Neighbours are the same as Brisbane’s, including Brisbane, 50km away.
Fig. 2a: Raw vs Acorn
Fig. 2b: Amberley and mean of neighbours (raw).
Fig.2c: Amberley Acorn vs neighbours mean (raw)
Note the trend is more than one degree steeper than the trend of the neighbouring Acorn sites’ raw data.
Fig. 2d: Amberley Acorn vs neighbours’ mean (Acorn)
Amberley’s adjusted trend is +0.87C greater than that of the mean of its neighbours’ adjusted data.
Neighbours are: Gunnedah, Scone, Bathurst, Cobar, Wyalong
Fig. 3a: Raw vs Acorn
Fig. 3b: Dubbo and mean of neighbours.
Fig.3c: Dubbo Acorn vs neighbours mean (raw)
Fig. 3d: Dubbo Acorn vs neighbours’ mean (Acorn)
Now only +1.29C per 100 years greater than the neighbours.
Neighbours are: Deniliquin, Wagga Wagga, Sale, Kerang, Cabramurra
Fig. 4a: Raw vs Acorn
Fig. 4b: Rutherglen raw and mean of neighbours (raw).
Note that Rutherglen’s cooling trend is only 0.3C different from that of its neighbours.
Fig.4c: Rutherglen Acorn vs neighbours mean (raw)
Fig. 4d: Rutherglen Acorn vs neighbours’ mean (Acorn)
+0.51C per 100 years greater than the neighbours.

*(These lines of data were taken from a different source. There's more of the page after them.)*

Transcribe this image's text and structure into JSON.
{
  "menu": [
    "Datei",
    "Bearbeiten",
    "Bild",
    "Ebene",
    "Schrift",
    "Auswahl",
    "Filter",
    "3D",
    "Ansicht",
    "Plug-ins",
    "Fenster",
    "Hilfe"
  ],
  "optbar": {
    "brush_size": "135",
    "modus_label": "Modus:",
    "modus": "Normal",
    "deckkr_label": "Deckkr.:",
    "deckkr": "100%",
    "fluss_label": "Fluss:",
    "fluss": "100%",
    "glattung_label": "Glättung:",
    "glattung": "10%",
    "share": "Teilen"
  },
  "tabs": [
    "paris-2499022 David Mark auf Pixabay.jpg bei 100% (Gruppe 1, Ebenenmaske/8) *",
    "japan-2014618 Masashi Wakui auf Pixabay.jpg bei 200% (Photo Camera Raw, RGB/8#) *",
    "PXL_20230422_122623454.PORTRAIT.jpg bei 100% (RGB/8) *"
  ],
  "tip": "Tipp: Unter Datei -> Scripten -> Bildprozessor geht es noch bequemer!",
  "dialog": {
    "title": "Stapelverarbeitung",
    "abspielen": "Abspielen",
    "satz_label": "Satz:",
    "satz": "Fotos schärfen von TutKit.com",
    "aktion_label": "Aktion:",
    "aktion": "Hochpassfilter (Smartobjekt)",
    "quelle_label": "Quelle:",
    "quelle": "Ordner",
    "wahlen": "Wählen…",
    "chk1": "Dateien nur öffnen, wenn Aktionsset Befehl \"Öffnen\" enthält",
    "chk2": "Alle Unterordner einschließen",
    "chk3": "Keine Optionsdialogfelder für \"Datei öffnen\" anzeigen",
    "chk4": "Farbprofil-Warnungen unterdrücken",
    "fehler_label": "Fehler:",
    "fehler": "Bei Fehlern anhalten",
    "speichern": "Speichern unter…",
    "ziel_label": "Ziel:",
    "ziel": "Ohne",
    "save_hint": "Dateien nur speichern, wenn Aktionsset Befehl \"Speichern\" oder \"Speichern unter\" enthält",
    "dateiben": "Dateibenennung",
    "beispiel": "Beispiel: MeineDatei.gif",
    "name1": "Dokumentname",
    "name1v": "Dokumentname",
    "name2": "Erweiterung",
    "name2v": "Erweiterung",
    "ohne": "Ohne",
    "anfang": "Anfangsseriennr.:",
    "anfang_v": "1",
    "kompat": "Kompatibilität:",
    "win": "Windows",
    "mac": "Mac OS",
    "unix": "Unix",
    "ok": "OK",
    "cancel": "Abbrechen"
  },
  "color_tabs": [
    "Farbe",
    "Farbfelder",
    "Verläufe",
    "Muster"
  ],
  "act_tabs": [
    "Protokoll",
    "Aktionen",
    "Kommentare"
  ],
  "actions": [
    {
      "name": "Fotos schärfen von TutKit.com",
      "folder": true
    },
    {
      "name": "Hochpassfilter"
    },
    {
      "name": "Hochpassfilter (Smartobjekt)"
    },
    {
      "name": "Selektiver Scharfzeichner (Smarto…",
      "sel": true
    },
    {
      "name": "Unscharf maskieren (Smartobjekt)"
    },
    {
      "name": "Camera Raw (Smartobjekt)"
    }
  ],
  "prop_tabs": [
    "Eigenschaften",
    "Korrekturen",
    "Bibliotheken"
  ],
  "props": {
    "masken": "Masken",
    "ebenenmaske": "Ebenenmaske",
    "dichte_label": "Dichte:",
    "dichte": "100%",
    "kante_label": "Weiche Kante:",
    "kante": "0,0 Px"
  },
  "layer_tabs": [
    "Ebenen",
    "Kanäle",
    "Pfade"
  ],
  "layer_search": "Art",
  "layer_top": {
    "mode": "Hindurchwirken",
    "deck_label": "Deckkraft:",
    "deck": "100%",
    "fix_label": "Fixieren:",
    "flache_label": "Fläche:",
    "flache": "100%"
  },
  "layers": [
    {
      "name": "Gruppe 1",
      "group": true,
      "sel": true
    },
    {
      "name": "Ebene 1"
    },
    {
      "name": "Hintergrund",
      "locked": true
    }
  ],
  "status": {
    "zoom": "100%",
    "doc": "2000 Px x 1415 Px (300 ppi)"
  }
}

Rabbit Flat is a roadhouse in the Tanami Desert on the track between Alice Springs and Halls Creek. Climate Data Online shows the current Rabbit Flat site 015666 as being 71km away from the old closed site 015548, though the Acorn Station Catalogue says it’s only 200 metres. This in itself is peculiar.
The nearest non-Acorn site is Balgo Hills 211 km away.
Acorn neighbours are: Giles (567km), Halls Creek (328km), Victoria River Downs (433km), Tennant Creek (440km), and Alice Springs (568km).
Fig. 5a: Raw vs Acorn
Fig. 5b: Rabbit Flat and mean of neighbours (raw).
Fig.5c: Rabbit Flat Acorn vs neighbours mean (raw)
+1.17C more warming than neighbours.
Fig. 5d: Rabbit Flat Acorn vs neighbours’ mean (Acorn)
Rabbit Flat adjustments give it a trend +0.75C more than the neighbours’.
Carnarvon’s Acorn neighbours are Learmonth (298km), Wittenoom (560km) , Meekatharra (524km), Geraldton (447km), and Morawa (538km). The only non-Acorn site with continuous data for the early part of last century is Hamelin Pool 6025 (174km away).
Fig. 6a: Raw vs Acorn
Fig. 6b: Carnarvon and mean of neighbours (raw).
Now note the effect of just one of the neighbours- Morawa.
Fig. 6c: Carnarvon raw vs neighbours’ mean excluding Morawa
Note the much closer comparison.
Fig.6d: Carnarvon Acorn vs neighbours mean (raw) (including Morawa)
Note the trend is +1.58C per 100 years more.
Fig. 6e: Carnarvon Acorn vs neighbours’ mean (Acorn)
The difference is +1.49C.
The Acorn trend at Carnarvon is also greater than the Acorn trends at each of the neighbours separately.
The Acorn adjustment algorithm creates homogenised data by comparing with up to 10 neighbouring sites. I have shown that the adjustments have made the Acorn trends greater than, not only the raw data trends for each site, not only the raw data trends of the closest neighbours in the Acorn dataset, but in every case but one, greater even than the trends of Acorn homogenised data from the same neighbouring locations. The adjustments created thus appear to be spurious and the algorithm faulty.